Work instructions » Below are the records; copy each line in which "also" can be found.

(App and web page records)
»»

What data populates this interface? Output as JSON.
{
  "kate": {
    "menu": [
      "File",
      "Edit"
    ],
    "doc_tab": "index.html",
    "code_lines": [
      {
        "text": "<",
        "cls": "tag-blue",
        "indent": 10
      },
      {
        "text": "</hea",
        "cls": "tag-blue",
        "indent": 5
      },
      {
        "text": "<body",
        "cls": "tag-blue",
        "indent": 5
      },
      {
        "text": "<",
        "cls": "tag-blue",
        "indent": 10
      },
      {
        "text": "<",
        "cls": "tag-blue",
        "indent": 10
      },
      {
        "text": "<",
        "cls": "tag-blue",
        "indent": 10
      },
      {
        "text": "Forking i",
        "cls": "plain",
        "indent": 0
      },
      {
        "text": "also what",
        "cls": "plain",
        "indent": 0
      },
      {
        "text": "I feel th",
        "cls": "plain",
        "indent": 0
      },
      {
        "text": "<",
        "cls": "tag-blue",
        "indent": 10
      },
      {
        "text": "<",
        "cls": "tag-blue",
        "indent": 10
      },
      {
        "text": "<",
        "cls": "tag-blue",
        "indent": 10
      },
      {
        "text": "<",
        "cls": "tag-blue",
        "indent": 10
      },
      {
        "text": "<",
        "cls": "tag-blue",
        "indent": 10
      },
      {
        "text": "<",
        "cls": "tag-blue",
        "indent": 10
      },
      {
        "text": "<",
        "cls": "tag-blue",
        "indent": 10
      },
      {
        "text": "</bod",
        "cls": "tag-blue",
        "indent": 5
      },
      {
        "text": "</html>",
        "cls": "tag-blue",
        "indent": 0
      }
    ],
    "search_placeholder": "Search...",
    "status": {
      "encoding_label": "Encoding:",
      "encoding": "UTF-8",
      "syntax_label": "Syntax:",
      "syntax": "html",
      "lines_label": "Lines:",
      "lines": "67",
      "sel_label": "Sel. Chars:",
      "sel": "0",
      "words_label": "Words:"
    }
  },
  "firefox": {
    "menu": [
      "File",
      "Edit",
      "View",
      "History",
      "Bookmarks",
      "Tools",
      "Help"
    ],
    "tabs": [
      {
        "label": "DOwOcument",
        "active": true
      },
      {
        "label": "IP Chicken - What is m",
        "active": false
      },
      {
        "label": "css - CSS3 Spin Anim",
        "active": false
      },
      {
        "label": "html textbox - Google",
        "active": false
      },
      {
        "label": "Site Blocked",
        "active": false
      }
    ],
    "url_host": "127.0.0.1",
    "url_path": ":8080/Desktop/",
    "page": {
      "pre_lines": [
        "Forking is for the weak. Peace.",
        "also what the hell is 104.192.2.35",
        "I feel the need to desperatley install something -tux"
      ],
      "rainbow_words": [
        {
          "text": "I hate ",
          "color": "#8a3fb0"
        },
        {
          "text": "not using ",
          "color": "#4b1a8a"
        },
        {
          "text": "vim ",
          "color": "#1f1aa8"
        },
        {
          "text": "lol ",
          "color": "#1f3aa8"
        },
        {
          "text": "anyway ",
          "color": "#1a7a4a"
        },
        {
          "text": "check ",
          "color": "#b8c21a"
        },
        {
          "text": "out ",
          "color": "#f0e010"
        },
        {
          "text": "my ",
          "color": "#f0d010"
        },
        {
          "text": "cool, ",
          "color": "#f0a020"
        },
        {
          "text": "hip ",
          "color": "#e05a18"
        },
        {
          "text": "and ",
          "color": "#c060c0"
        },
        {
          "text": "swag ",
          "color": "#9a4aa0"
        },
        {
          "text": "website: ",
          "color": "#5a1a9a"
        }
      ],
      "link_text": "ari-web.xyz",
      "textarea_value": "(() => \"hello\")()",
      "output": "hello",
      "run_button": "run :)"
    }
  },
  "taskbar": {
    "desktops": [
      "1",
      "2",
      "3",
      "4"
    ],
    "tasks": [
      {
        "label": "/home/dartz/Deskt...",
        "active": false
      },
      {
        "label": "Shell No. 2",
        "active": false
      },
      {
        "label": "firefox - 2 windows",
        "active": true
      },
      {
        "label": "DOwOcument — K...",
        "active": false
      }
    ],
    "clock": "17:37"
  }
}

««

Response to the task »
        "text": "also what",
        "also what the hell is 104.192.2.35",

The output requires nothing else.